[Records supplied]
* * *
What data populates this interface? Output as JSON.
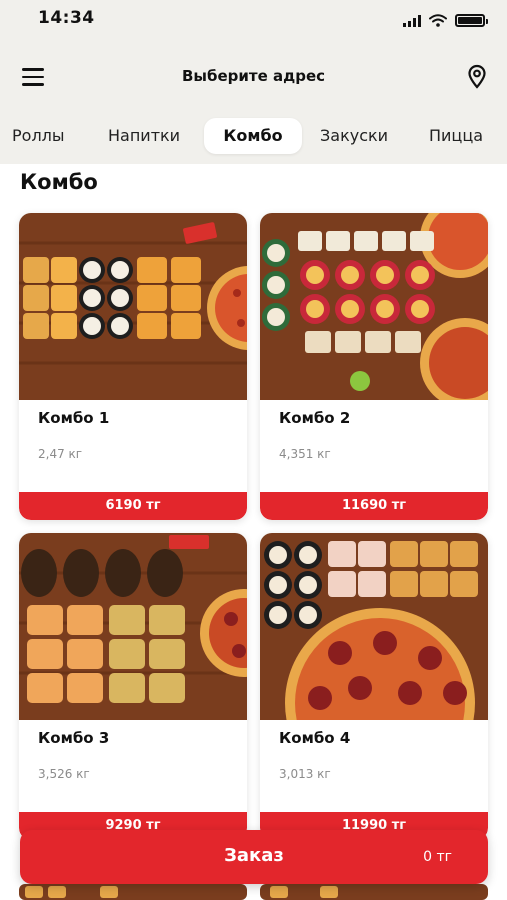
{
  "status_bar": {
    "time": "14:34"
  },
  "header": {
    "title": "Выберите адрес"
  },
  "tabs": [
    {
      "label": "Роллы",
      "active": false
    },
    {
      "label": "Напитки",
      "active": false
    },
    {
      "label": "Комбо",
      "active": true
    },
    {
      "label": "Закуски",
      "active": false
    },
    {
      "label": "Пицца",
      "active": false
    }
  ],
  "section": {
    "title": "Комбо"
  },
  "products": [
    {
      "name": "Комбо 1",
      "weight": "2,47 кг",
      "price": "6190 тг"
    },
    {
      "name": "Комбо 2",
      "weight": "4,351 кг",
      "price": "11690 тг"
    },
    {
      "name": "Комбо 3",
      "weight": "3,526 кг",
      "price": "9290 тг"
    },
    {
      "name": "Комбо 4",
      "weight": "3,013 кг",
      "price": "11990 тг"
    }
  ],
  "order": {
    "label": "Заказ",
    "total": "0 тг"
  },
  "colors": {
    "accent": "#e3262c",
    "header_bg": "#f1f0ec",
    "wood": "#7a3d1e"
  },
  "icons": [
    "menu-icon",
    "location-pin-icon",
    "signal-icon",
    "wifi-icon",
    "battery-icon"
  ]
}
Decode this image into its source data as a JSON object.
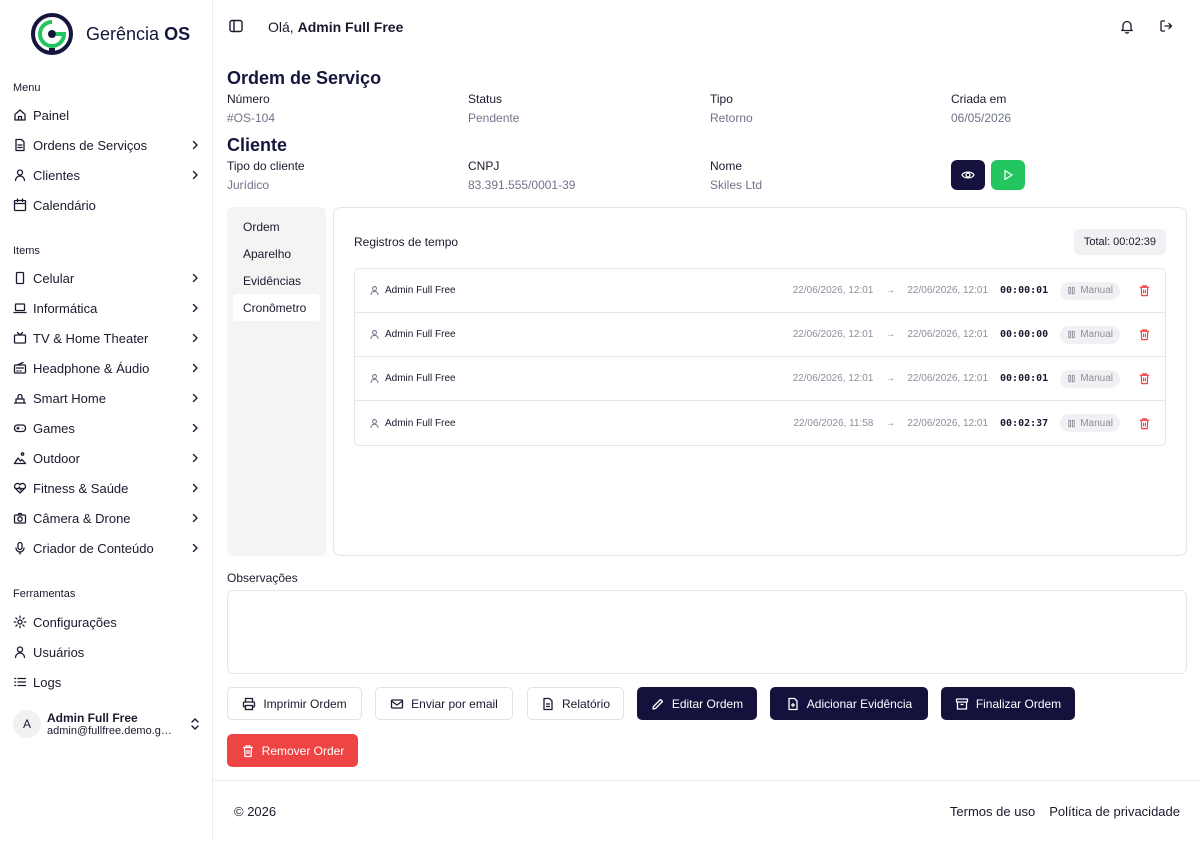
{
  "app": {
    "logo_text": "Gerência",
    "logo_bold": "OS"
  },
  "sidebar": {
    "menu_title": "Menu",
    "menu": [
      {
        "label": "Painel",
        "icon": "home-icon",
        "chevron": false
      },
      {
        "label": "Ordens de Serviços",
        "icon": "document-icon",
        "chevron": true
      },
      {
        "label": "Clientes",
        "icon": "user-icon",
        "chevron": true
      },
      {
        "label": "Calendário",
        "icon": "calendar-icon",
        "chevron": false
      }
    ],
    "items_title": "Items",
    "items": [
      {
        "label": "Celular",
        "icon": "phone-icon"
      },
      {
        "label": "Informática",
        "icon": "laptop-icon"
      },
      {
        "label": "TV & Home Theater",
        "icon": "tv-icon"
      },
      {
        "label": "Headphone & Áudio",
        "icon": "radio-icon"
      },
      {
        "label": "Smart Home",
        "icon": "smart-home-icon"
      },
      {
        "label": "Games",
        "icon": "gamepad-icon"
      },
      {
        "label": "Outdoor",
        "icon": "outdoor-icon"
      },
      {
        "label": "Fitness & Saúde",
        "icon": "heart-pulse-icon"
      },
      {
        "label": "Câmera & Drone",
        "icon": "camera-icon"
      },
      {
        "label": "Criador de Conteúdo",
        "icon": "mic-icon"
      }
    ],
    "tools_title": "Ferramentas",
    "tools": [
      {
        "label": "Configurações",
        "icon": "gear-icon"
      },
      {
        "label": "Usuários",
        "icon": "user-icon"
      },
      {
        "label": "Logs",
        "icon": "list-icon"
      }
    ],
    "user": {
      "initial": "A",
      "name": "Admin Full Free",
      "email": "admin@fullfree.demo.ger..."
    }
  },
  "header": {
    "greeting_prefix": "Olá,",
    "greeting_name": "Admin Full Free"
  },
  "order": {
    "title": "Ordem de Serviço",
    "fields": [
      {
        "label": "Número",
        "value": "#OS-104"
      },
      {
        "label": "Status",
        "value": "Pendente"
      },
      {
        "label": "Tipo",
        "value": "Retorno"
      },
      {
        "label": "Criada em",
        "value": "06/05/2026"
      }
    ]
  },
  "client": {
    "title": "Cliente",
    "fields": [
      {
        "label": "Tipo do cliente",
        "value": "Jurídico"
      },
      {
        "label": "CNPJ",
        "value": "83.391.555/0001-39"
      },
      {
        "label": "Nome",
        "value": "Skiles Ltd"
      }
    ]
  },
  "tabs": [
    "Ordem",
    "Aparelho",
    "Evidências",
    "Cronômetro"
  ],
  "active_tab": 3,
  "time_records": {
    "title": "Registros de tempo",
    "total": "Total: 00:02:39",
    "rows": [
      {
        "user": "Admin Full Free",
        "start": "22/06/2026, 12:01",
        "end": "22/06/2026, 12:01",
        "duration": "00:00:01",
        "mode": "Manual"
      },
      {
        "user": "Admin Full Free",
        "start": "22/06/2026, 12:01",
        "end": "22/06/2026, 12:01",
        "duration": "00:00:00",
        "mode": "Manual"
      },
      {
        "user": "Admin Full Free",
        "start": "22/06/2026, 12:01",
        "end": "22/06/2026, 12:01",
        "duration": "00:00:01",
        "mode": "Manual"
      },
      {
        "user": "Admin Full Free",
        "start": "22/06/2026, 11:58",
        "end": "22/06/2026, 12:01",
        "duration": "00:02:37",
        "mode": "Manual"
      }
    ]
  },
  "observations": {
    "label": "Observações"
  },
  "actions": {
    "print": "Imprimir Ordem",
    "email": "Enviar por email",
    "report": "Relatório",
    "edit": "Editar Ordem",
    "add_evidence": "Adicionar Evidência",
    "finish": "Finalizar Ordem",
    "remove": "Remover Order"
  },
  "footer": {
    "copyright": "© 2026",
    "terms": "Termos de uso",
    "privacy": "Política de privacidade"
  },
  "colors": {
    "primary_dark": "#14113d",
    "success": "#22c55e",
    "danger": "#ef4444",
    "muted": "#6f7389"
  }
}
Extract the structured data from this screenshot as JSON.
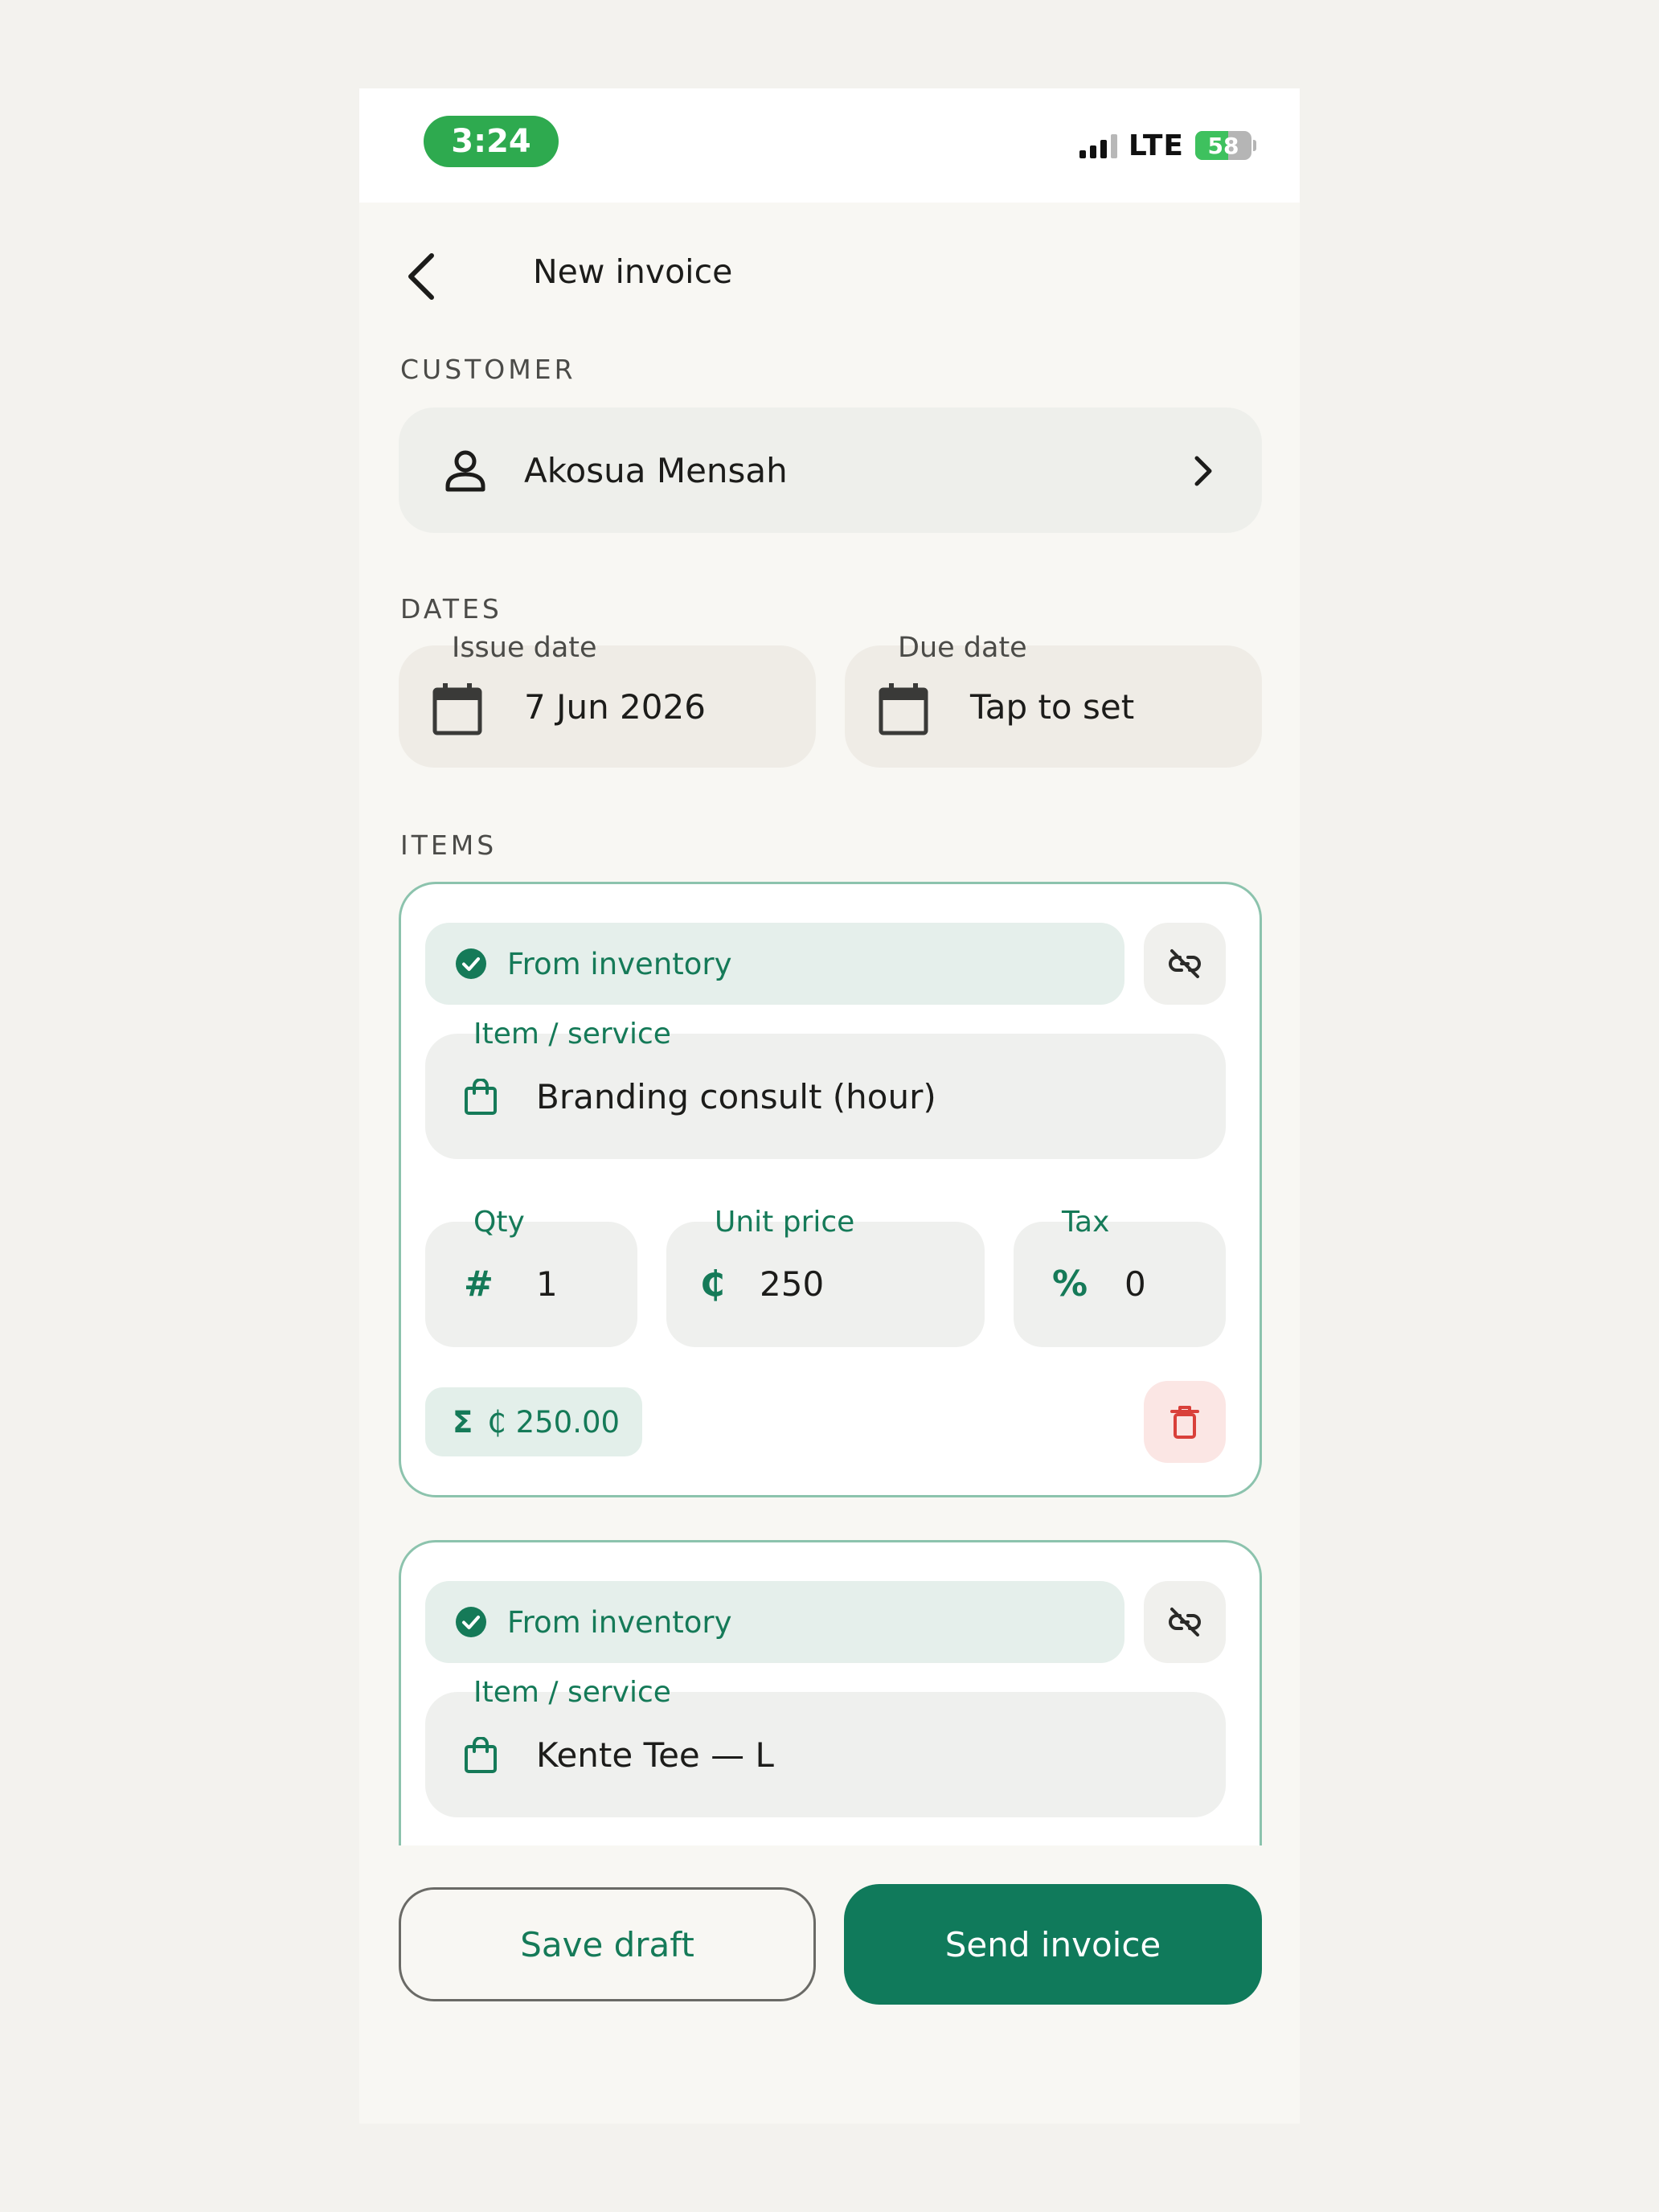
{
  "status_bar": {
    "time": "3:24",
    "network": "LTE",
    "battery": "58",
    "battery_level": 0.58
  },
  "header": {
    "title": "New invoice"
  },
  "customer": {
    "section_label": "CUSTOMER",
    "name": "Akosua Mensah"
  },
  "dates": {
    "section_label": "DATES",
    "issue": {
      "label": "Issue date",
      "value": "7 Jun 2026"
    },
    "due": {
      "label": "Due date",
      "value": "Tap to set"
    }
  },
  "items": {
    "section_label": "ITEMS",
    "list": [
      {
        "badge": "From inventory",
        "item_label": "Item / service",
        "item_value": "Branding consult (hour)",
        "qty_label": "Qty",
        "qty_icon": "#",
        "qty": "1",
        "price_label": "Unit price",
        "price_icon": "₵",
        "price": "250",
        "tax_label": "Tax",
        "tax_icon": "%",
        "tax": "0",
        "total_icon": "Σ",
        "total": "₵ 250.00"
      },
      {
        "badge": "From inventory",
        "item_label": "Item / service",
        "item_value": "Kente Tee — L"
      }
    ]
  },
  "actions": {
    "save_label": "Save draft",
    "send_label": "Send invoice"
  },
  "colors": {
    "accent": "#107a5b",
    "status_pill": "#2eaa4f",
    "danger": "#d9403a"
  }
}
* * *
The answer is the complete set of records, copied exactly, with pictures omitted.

What data populates this interface? Output as JSON.
{
  "status_bar": {
    "time": "14:34"
  },
  "header": {
    "title": "Выберите адрес"
  },
  "tabs": [
    {
      "label": "Роллы",
      "active": false
    },
    {
      "label": "Напитки",
      "active": false
    },
    {
      "label": "Комбо",
      "active": true
    },
    {
      "label": "Закуски",
      "active": false
    },
    {
      "label": "Пицца",
      "active": false
    }
  ],
  "section": {
    "title": "Комбо"
  },
  "products": [
    {
      "name": "Комбо 1",
      "weight": "2,47 кг",
      "price": "6190 тг"
    },
    {
      "name": "Комбо 2",
      "weight": "4,351 кг",
      "price": "11690 тг"
    },
    {
      "name": "Комбо 3",
      "weight": "3,526 кг",
      "price": "9290 тг"
    },
    {
      "name": "Комбо 4",
      "weight": "3,013 кг",
      "price": "11990 тг"
    }
  ],
  "order": {
    "label": "Заказ",
    "total": "0 тг"
  },
  "colors": {
    "accent": "#e3262c",
    "header_bg": "#f1f0ec",
    "wood": "#7a3d1e"
  },
  "icons": [
    "menu-icon",
    "location-pin-icon",
    "signal-icon",
    "wifi-icon",
    "battery-icon"
  ]
}
Decode this image into its source data as a JSON object.
{
  "app": {
    "logo_text": "Gerência",
    "logo_bold": "OS"
  },
  "sidebar": {
    "menu_title": "Menu",
    "menu": [
      {
        "label": "Painel",
        "icon": "home-icon",
        "chevron": false
      },
      {
        "label": "Ordens de Serviços",
        "icon": "document-icon",
        "chevron": true
      },
      {
        "label": "Clientes",
        "icon": "user-icon",
        "chevron": true
      },
      {
        "label": "Calendário",
        "icon": "calendar-icon",
        "chevron": false
      }
    ],
    "items_title": "Items",
    "items": [
      {
        "label": "Celular",
        "icon": "phone-icon"
      },
      {
        "label": "Informática",
        "icon": "laptop-icon"
      },
      {
        "label": "TV & Home Theater",
        "icon": "tv-icon"
      },
      {
        "label": "Headphone & Áudio",
        "icon": "radio-icon"
      },
      {
        "label": "Smart Home",
        "icon": "smart-home-icon"
      },
      {
        "label": "Games",
        "icon": "gamepad-icon"
      },
      {
        "label": "Outdoor",
        "icon": "outdoor-icon"
      },
      {
        "label": "Fitness & Saúde",
        "icon": "heart-pulse-icon"
      },
      {
        "label": "Câmera & Drone",
        "icon": "camera-icon"
      },
      {
        "label": "Criador de Conteúdo",
        "icon": "mic-icon"
      }
    ],
    "tools_title": "Ferramentas",
    "tools": [
      {
        "label": "Configurações",
        "icon": "gear-icon"
      },
      {
        "label": "Usuários",
        "icon": "user-icon"
      },
      {
        "label": "Logs",
        "icon": "list-icon"
      }
    ],
    "user": {
      "initial": "A",
      "name": "Admin Full Free",
      "email": "admin@fullfree.demo.ger..."
    }
  },
  "header": {
    "greeting_prefix": "Olá,",
    "greeting_name": "Admin Full Free"
  },
  "order": {
    "title": "Ordem de Serviço",
    "fields": [
      {
        "label": "Número",
        "value": "#OS-104"
      },
      {
        "label": "Status",
        "value": "Pendente"
      },
      {
        "label": "Tipo",
        "value": "Retorno"
      },
      {
        "label": "Criada em",
        "value": "06/05/2026"
      }
    ]
  },
  "client": {
    "title": "Cliente",
    "fields": [
      {
        "label": "Tipo do cliente",
        "value": "Jurídico"
      },
      {
        "label": "CNPJ",
        "value": "83.391.555/0001-39"
      },
      {
        "label": "Nome",
        "value": "Skiles Ltd"
      }
    ]
  },
  "tabs": [
    "Ordem",
    "Aparelho",
    "Evidências",
    "Cronômetro"
  ],
  "active_tab": 3,
  "time_records": {
    "title": "Registros de tempo",
    "total": "Total: 00:02:39",
    "rows": [
      {
        "user": "Admin Full Free",
        "start": "22/06/2026, 12:01",
        "end": "22/06/2026, 12:01",
        "duration": "00:00:01",
        "mode": "Manual"
      },
      {
        "user": "Admin Full Free",
        "start": "22/06/2026, 12:01",
        "end": "22/06/2026, 12:01",
        "duration": "00:00:00",
        "mode": "Manual"
      },
      {
        "user": "Admin Full Free",
        "start": "22/06/2026, 12:01",
        "end": "22/06/2026, 12:01",
        "duration": "00:00:01",
        "mode": "Manual"
      },
      {
        "user": "Admin Full Free",
        "start": "22/06/2026, 11:58",
        "end": "22/06/2026, 12:01",
        "duration": "00:02:37",
        "mode": "Manual"
      }
    ]
  },
  "observations": {
    "label": "Observações"
  },
  "actions": {
    "print": "Imprimir Ordem",
    "email": "Enviar por email",
    "report": "Relatório",
    "edit": "Editar Ordem",
    "add_evidence": "Adicionar Evidência",
    "finish": "Finalizar Ordem",
    "remove": "Remover Order"
  },
  "footer": {
    "copyright": "© 2026",
    "terms": "Termos de uso",
    "privacy": "Política de privacidade"
  },
  "colors": {
    "primary_dark": "#14113d",
    "success": "#22c55e",
    "danger": "#ef4444",
    "muted": "#6f7389"
  }
}
Extract the structured data from this screenshot as JSON.
{
  "status_bar": {
    "time": "3:24",
    "network": "LTE",
    "battery": "58",
    "battery_level": 0.58
  },
  "header": {
    "title": "New invoice"
  },
  "customer": {
    "section_label": "CUSTOMER",
    "name": "Akosua Mensah"
  },
  "dates": {
    "section_label": "DATES",
    "issue": {
      "label": "Issue date",
      "value": "7 Jun 2026"
    },
    "due": {
      "label": "Due date",
      "value": "Tap to set"
    }
  },
  "items": {
    "section_label": "ITEMS",
    "list": [
      {
        "badge": "From inventory",
        "item_label": "Item / service",
        "item_value": "Branding consult (hour)",
        "qty_label": "Qty",
        "qty_icon": "#",
        "qty": "1",
        "price_label": "Unit price",
        "price_icon": "₵",
        "price": "250",
        "tax_label": "Tax",
        "tax_icon": "%",
        "tax": "0",
        "total_icon": "Σ",
        "total": "₵ 250.00"
      },
      {
        "badge": "From inventory",
        "item_label": "Item / service",
        "item_value": "Kente Tee — L"
      }
    ]
  },
  "actions": {
    "save_label": "Save draft",
    "send_label": "Send invoice"
  },
  "colors": {
    "accent": "#107a5b",
    "status_pill": "#2eaa4f",
    "danger": "#d9403a"
  }
}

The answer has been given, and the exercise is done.